WHAT IS EXPECTED>
Repeat the entries below exactly and in full.

○ ○ ○

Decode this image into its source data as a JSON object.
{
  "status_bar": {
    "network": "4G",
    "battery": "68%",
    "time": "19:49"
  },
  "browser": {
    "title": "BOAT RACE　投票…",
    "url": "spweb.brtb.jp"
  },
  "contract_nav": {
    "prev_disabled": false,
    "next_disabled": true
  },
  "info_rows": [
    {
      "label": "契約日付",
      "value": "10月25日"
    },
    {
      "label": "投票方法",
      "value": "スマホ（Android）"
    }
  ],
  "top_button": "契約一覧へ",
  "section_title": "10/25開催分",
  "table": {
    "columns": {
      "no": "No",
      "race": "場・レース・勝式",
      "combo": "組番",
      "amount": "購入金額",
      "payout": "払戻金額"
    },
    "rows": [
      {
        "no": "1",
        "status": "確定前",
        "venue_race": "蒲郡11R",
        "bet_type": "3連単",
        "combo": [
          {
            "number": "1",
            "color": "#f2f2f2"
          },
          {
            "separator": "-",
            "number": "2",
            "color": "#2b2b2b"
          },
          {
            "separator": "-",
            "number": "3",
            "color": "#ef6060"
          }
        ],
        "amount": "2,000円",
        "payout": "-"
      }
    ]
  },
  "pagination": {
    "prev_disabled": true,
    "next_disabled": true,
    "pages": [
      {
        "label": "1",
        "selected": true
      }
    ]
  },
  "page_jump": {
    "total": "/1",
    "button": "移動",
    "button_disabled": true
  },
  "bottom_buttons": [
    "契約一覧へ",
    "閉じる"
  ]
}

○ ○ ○

TASK RESULT>
Decode this image into its source data as a JSON object.
{
  "status_bar": {
    "network": "4G",
    "battery": "68%",
    "time": "19:49"
  },
  "browser": {
    "title": "BOAT RACE　投票…",
    "url": "spweb.brtb.jp"
  },
  "contract_nav": {
    "prev_disabled": false,
    "next_disabled": true
  },
  "info_rows": [
    {
      "label": "契約日付",
      "value": "10月25日"
    },
    {
      "label": "投票方法",
      "value": "スマホ（Android）"
    }
  ],
  "top_button": "契約一覧へ",
  "section_title": "10/25開催分",
  "table": {
    "columns": {
      "no": "No",
      "race": "場・レース・勝式",
      "combo": "組番",
      "amount": "購入金額",
      "payout": "払戻金額"
    },
    "rows": [
      {
        "no": "1",
        "status": "確定前",
        "venue_race": "蒲郡11R",
        "bet_type": "3連単",
        "combo": [
          {
            "number": "1",
            "color": "#f2f2f2"
          },
          {
            "separator": "-",
            "number": "2",
            "color": "#2b2b2b"
          },
          {
            "separator": "-",
            "number": "3",
            "color": "#ef6060"
          }
        ],
        "amount": "2,000円",
        "payout": "-"
      }
    ]
  },
  "pagination": {
    "prev_disabled": true,
    "next_disabled": true,
    "pages": [
      {
        "label": "1",
        "selected": true
      }
    ]
  },
  "page_jump": {
    "total": "/1",
    "button": "移動",
    "button_disabled": true
  },
  "bottom_buttons": [
    "契約一覧へ",
    "閉じる"
  ]
}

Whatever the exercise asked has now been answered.